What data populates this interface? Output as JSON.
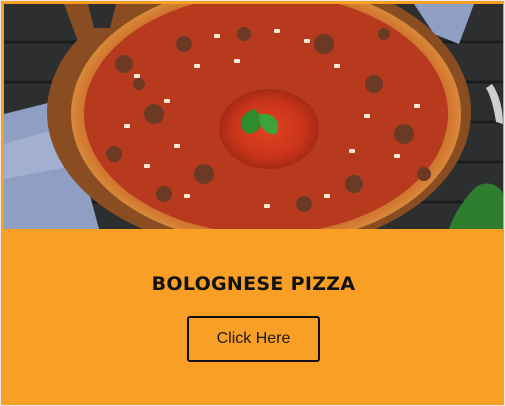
{
  "card": {
    "image_alt": "Bolognese pizza",
    "title": "BOLOGNESE PIZZA",
    "button_label": "Click Here"
  },
  "colors": {
    "card_background": "#f99f26",
    "text": "#111111",
    "button_border": "#111111"
  }
}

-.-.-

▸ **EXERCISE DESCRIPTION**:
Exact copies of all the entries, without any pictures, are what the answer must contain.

▸ **WRITTEN ANSWER**:
What data populates this interface? Output as JSON.
{
  "card": {
    "image_alt": "Bolognese pizza",
    "title": "BOLOGNESE PIZZA",
    "button_label": "Click Here"
  },
  "colors": {
    "card_background": "#f99f26",
    "text": "#111111",
    "button_border": "#111111"
  }
}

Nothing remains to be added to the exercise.